This time we were watching Comfort and Joy- written by the ‘Rochdale Cowboy’ himself Mike Harding (you must remember him from his hit ‘Rochdale Cowboy’ which managed to get to No 22 in the charts in 1975) and although best known as a folk singer, has written a number of very good plays-including this one in 1997.
Describe as ‘a chaotic Christmas comedy’ it was great pre Xmas fare to watch and the best thing I have seen at Theatre 62 (so far!). It is set in a North of England household over a 3 day xmas period and when I tell you that in the play we are introduced to a verbose dog called Trumpton, two cats who have had an accident in a car, stick insects who are confused with a bowl of Twiglets, and a turkey that ends up halfway down the outside path, you will realise that we are in British Farce territory.
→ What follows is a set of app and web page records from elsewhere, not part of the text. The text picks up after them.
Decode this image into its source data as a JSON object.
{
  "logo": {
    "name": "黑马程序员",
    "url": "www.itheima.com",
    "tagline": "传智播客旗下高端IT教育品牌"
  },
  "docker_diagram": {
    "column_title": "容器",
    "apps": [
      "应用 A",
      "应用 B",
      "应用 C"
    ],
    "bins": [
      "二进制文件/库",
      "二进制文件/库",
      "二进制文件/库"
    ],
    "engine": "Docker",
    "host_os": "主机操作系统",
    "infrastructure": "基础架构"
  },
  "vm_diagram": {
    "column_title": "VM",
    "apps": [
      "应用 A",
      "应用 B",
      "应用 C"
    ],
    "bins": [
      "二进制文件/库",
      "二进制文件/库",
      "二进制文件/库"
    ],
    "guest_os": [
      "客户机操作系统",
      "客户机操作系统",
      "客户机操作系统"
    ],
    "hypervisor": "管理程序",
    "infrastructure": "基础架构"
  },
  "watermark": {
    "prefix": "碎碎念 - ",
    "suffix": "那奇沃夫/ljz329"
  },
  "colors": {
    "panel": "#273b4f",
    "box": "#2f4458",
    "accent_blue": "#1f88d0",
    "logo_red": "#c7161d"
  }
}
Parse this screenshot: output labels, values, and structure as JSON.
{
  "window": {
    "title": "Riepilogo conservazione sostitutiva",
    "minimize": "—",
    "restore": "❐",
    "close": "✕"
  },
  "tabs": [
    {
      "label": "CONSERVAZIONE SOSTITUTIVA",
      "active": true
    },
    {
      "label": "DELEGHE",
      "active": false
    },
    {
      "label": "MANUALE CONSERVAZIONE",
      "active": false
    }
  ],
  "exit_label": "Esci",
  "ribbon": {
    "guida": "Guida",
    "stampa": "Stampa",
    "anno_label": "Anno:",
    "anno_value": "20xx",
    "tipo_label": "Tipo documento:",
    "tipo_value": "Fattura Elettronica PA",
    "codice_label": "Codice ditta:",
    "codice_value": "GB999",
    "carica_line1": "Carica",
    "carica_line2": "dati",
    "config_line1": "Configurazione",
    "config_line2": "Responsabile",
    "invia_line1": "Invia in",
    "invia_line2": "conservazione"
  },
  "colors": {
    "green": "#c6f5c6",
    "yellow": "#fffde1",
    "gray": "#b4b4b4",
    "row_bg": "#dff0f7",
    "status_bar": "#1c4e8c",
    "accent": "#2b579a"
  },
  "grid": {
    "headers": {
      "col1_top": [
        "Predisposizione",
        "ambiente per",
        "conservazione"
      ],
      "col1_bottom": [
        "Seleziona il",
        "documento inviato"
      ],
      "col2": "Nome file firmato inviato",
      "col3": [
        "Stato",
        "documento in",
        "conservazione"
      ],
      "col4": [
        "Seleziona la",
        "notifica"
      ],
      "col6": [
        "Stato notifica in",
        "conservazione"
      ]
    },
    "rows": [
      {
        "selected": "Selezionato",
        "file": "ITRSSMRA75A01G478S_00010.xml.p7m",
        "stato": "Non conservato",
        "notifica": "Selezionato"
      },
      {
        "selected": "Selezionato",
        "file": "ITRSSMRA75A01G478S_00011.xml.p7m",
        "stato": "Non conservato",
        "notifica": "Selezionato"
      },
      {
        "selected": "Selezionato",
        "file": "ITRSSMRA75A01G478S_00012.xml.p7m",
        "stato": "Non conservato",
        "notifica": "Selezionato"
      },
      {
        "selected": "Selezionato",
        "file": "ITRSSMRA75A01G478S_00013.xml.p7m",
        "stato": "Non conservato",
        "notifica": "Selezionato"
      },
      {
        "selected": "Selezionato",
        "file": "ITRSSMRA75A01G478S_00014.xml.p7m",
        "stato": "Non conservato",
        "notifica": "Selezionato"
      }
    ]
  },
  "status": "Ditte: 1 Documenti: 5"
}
Martin is perhaps the richest character on stage who is a Irish philosopher of sorts but also a keen Marxist and thinks he is a dab hand at repairing anything on the cheap- in playing him Howard James does not waste the great material he is given . Not far behind him is Goff (Bernard Hariss) who is a kind of pre Victor Meldrew- cantankerous, a perpetual moaner and reactive to the core. They are very well supported by an ensemble cast who occasionally fell over their words (but this was the first night). Highlights for me were Sharon Hawkes as Fiona (Goff’s daughter who relocated to Australia with the man he did not approve of-mainly because he thinks he stole his saw….) and Diane Carters as Kathy who has relocated ‘down south’ and has returned as a very ‘sloane ranger’ Joanna Lumley type. In fact Bernard Harriss is almost upstaged by the performance of Crispin (Paul Newton) as Kathy’s equally posh ‘friend’ who enters the living room with rather a lot of ‘doo doo’ and is the brunt of many a joke at his expense.
But the loudest laugh could be heard from the visit of locals Monica (Christine Lever) and Chapman (Tony Skeggs) who are less neighbours from hell but more like residents of ‘weirdsville’, with their penchant for angels having been kidnapped by the ‘mother ship’.
Overall, it is a very funny play with no pretensions of being too clever for its own purposes. It is a very broad farce using Christmas and fraught relations as its backdrop. It may be clichéd in places (Crispin and Kathy are the kind of posh fools who it is easy for working class characters to make fun of ) but if you do not take it seriously then there is a lot to laugh at and be happy with.
A great pre Xmas tonic that went down very well thank you!